About 12 to 14 years
1 - 15 puppies, average 8
The long, thick coat demands a great deal of attention. Bathe the dog when necessary. Do not brush in between baths in order to keep coat long and shiny. Brushing a dry coat will damage the coat and even make it more easily matted. Weekly baths are not as important if your Afghan is a pet and will not be shown, but doing so will make the coat less matted and will save you time in the end. Many wear snoods indoors to protect their ears from food bowls. Some owners like to use a special air-cushioned brush called a pinbrush. This breed is an average shedder.

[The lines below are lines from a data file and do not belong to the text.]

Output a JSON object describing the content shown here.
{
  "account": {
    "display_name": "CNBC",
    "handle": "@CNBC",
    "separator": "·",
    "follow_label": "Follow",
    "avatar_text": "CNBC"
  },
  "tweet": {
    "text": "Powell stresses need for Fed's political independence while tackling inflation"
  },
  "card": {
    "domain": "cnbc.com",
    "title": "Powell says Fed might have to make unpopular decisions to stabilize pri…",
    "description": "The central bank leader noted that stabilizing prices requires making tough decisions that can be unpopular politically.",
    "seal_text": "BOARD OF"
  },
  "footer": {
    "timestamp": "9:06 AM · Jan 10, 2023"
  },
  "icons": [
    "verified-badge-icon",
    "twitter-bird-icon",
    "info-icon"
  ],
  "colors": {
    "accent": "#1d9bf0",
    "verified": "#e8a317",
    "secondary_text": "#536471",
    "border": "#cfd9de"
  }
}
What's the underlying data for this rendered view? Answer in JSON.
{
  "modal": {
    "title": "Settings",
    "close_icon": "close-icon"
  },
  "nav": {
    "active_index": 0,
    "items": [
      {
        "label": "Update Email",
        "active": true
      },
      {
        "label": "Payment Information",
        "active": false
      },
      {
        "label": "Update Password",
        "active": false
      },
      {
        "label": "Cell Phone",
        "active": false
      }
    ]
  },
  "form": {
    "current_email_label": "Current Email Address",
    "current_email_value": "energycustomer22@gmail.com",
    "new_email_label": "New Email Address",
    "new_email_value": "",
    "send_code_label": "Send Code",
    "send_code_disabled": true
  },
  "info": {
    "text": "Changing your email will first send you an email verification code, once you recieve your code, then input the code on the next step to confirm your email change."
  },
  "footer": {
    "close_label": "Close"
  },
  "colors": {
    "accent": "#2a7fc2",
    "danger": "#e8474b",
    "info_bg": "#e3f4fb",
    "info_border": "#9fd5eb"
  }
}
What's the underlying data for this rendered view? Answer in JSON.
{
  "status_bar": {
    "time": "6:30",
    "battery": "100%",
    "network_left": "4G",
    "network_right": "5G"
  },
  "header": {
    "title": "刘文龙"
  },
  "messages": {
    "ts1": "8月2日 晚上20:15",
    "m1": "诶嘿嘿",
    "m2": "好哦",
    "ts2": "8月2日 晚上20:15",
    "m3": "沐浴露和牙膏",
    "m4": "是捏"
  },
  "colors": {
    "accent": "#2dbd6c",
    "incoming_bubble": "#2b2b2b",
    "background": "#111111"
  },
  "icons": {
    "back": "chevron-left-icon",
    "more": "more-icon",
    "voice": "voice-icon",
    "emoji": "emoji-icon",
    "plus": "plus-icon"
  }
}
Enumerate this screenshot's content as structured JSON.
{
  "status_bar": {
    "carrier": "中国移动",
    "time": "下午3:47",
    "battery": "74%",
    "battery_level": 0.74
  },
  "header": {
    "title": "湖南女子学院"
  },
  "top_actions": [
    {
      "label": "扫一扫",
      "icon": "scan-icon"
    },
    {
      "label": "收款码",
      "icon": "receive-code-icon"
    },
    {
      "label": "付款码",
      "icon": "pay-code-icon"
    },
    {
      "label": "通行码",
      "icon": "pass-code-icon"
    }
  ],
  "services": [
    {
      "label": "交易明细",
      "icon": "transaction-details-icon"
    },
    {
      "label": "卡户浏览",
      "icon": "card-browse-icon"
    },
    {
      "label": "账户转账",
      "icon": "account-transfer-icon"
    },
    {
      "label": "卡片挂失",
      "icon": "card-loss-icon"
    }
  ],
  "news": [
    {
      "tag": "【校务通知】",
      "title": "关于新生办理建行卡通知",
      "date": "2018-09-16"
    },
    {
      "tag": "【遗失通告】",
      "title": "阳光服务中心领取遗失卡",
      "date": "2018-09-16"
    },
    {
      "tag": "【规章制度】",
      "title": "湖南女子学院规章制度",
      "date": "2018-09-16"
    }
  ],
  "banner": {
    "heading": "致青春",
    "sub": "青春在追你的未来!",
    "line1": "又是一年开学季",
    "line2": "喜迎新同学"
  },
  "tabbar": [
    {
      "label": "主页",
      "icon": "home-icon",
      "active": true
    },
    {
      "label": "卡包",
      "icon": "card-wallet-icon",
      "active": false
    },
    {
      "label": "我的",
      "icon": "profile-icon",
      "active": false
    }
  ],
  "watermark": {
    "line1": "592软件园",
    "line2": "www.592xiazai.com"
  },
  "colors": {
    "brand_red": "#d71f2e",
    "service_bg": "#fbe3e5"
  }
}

This is a very elegant, ancient dog, native to Sinai, and mentioned several times in Egyptian papyruses as well as pictured in the caves of northern Afghanistan more than 4000 years ago. The breed was kept pure for centuries, and its exportation was always prohibited. It therefore only reached Europe as contraband early in the 1900s. An extremely fast and agile runner, the Afghan is a sighthound, which means it hunts by sight. It was used as a shepherd and as a hunter of many types of game including deer, wild goats, snow leopards and wolves. They were also used by shepherds as herders and watchdogs. Their thick coat protects against temperature extremes. In Europe and America they have become a luxurious pet and show dog because of their aristocratic beauty. Some of the Afghan's talents are hunting, sighting, tracking, herding, watchdog, racing and lure coursing.
Southern, AKC Hound